▶ [TASK INPUT]:
————
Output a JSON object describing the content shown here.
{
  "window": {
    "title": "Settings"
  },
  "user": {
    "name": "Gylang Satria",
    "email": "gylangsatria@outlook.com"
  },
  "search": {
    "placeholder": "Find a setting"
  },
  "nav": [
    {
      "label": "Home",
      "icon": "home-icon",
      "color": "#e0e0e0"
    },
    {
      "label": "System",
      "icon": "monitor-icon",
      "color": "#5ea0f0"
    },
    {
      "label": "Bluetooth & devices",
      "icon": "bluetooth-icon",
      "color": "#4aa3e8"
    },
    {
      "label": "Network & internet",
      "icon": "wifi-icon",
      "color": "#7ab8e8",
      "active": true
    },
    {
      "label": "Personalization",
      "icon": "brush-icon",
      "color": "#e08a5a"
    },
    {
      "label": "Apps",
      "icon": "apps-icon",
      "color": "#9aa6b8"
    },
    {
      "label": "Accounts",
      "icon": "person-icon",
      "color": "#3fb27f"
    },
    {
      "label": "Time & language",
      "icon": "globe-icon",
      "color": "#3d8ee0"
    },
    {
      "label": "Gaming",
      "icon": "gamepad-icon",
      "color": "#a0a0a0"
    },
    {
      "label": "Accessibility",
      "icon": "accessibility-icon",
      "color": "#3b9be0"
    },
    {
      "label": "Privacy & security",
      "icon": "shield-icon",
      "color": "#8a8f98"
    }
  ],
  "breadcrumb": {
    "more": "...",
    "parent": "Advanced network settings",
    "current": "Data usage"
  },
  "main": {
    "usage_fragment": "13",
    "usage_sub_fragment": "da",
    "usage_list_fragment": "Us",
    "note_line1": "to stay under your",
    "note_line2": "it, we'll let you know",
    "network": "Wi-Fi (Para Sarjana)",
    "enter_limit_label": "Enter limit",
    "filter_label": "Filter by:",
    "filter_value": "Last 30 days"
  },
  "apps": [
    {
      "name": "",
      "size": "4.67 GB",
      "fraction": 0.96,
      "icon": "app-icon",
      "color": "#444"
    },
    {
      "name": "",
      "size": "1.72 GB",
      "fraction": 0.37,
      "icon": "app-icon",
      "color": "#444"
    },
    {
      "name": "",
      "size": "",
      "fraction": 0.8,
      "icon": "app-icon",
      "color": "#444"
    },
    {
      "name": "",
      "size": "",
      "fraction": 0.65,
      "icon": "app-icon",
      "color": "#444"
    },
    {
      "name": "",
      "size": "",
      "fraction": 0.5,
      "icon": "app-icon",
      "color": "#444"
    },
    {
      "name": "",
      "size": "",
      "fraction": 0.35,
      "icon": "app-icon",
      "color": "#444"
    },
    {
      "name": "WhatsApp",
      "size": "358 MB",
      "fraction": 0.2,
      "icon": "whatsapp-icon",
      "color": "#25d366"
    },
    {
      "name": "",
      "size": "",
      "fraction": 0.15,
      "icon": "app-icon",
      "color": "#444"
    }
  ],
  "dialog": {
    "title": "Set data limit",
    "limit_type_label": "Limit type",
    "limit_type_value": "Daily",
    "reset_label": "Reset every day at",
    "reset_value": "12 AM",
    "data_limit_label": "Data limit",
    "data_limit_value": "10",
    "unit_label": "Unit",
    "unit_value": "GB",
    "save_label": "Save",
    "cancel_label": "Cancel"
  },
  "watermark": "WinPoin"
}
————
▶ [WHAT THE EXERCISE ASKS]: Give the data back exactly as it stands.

▶ [RESPONSE BELOW]:
Output a JSON object describing the content shown here.
{
  "window": {
    "title": "Settings"
  },
  "user": {
    "name": "Gylang Satria",
    "email": "gylangsatria@outlook.com"
  },
  "search": {
    "placeholder": "Find a setting"
  },
  "nav": [
    {
      "label": "Home",
      "icon": "home-icon",
      "color": "#e0e0e0"
    },
    {
      "label": "System",
      "icon": "monitor-icon",
      "color": "#5ea0f0"
    },
    {
      "label": "Bluetooth & devices",
      "icon": "bluetooth-icon",
      "color": "#4aa3e8"
    },
    {
      "label": "Network & internet",
      "icon": "wifi-icon",
      "color": "#7ab8e8",
      "active": true
    },
    {
      "label": "Personalization",
      "icon": "brush-icon",
      "color": "#e08a5a"
    },
    {
      "label": "Apps",
      "icon": "apps-icon",
      "color": "#9aa6b8"
    },
    {
      "label": "Accounts",
      "icon": "person-icon",
      "color": "#3fb27f"
    },
    {
      "label": "Time & language",
      "icon": "globe-icon",
      "color": "#3d8ee0"
    },
    {
      "label": "Gaming",
      "icon": "gamepad-icon",
      "color": "#a0a0a0"
    },
    {
      "label": "Accessibility",
      "icon": "accessibility-icon",
      "color": "#3b9be0"
    },
    {
      "label": "Privacy & security",
      "icon": "shield-icon",
      "color": "#8a8f98"
    }
  ],
  "breadcrumb": {
    "more": "...",
    "parent": "Advanced network settings",
    "current": "Data usage"
  },
  "main": {
    "usage_fragment": "13",
    "usage_sub_fragment": "da",
    "usage_list_fragment": "Us",
    "note_line1": "to stay under your",
    "note_line2": "it, we'll let you know",
    "network": "Wi-Fi (Para Sarjana)",
    "enter_limit_label": "Enter limit",
    "filter_label": "Filter by:",
    "filter_value": "Last 30 days"
  },
  "apps": [
    {
      "name": "",
      "size": "4.67 GB",
      "fraction": 0.96,
      "icon": "app-icon",
      "color": "#444"
    },
    {
      "name": "",
      "size": "1.72 GB",
      "fraction": 0.37,
      "icon": "app-icon",
      "color": "#444"
    },
    {
      "name": "",
      "size": "",
      "fraction": 0.8,
      "icon": "app-icon",
      "color": "#444"
    },
    {
      "name": "",
      "size": "",
      "fraction": 0.65,
      "icon": "app-icon",
      "color": "#444"
    },
    {
      "name": "",
      "size": "",
      "fraction": 0.5,
      "icon": "app-icon",
      "color": "#444"
    },
    {
      "name": "",
      "size": "",
      "fraction": 0.35,
      "icon": "app-icon",
      "color": "#444"
    },
    {
      "name": "WhatsApp",
      "size": "358 MB",
      "fraction": 0.2,
      "icon": "whatsapp-icon",
      "color": "#25d366"
    },
    {
      "name": "",
      "size": "",
      "fraction": 0.15,
      "icon": "app-icon",
      "color": "#444"
    }
  ],
  "dialog": {
    "title": "Set data limit",
    "limit_type_label": "Limit type",
    "limit_type_value": "Daily",
    "reset_label": "Reset every day at",
    "reset_value": "12 AM",
    "data_limit_label": "Data limit",
    "data_limit_value": "10",
    "unit_label": "Unit",
    "unit_value": "GB",
    "save_label": "Save",
    "cancel_label": "Cancel"
  },
  "watermark": "WinPoin"
}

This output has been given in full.